Names matter. How many computers would Apple have sold if they'd named the Mac the "Phlegm?" The green industry (growers and garden centers) need to catch on. Here you have a wonderful new houseplant that's beautiful, easy to grow, and perfect for homes, offices, and dorm rooms. And yet many of you have saddled it with a name that sounds like a disease.
It's called "Aglaonema." Pronounced "ag-lo-nee-ma." Imagine the conversations that might include this word. Like:
"Did you hear about Whitney? She's been diagnosed with Aglaonema."
"Oh, dear Lord! How long does she have? Is she in pain?"
Please make your tax-free donation now to the American Aglaonema Society.
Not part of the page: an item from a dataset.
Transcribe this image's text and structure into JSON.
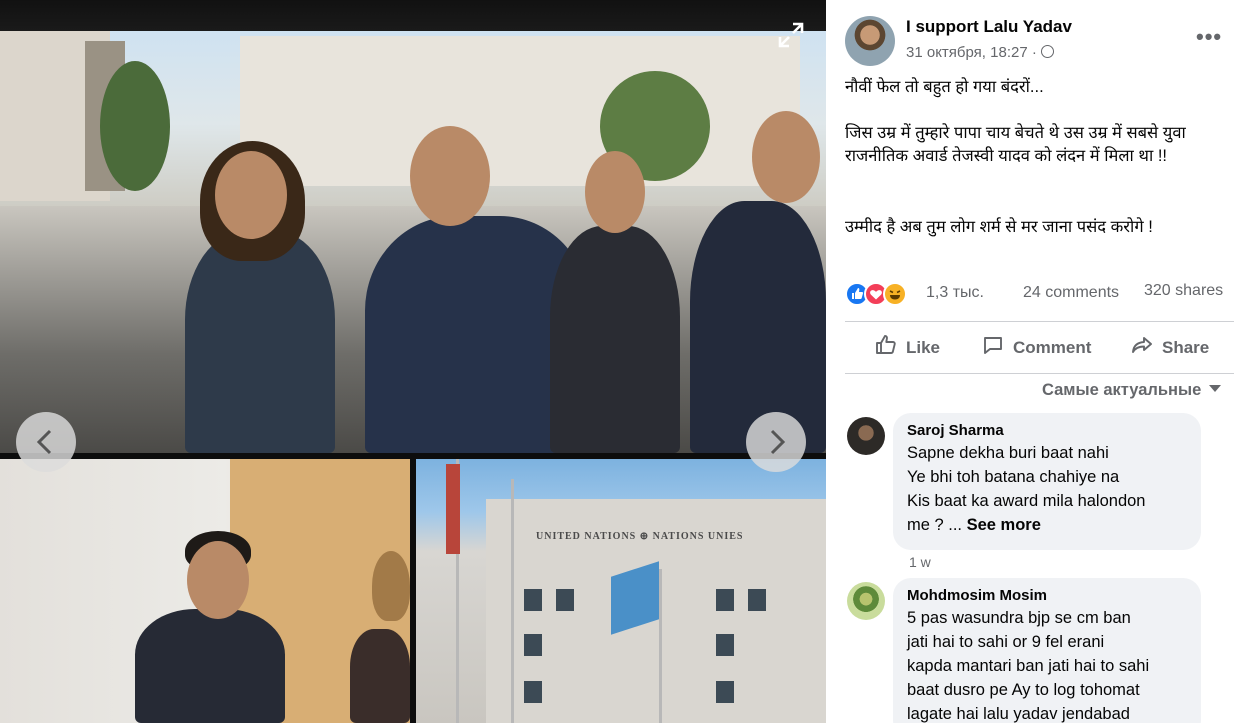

Every dollar brings us one step closer to a cure.
The Real Cure The real cure, of course, would be for someone trying to sell this plant to give it a sexy, marketable name, like 'Bloody Mary,' 'Passion Fire,' or 'Flaming Flag.' I first discovered the plant above at a tropical plant show in Miami a few years ago and asked what they had named this glorious new creation.
"Red,'' they said.
******************************Palm smacking forehead.***************************
It is now called 'Siam Aurora.' Well, that's a start. Not a good one, but a start.
What's in a Name? Most of you are familiar with Aglaonema, even if you've never called it that. Chinese evergreen (Aglaonema modestum) is a tough-as-nails, popular houseplant. The caladium-like leaves are marbled green-and-silver. Until recently that's about the only kind you could get. But then plant breeders in Thailand and Indonesia started cranking out hybrids with spectacular leaves and stems in an incredible array of colors and patterns. Feast your eyes on these.
This gem is called 'Sparkling Sarah.' Take her home and feel sparkly all over.
And this heart-breaker is 'Valentine.' Surely, you know someone who deserves one.
Bright orange stems and burgundy-green leaves distinguish 'Fire Flash.' (At last! A cool name!)
And this hottie is 'Big Bertha.' Sounds perfect for your office or hamburger joint.
How to Grow No houseplant is easier to grow. It tolerates dry, indoor air and doesn't need direct sun, only indirect light from a window a few feet away (or the fluorescent light in an office). It slowly grows 18-24 inches tall and seldom needs grooming or repotting. Water only when the soil feels dry, letting excess water drain from the bottom of the pot. (If you forget to water and the plant wilts into a death-like state, it's no biggie. Just water it and it will quickly recover.) Fertilize once a month in summer with a water-soluble houseplant fertilizer.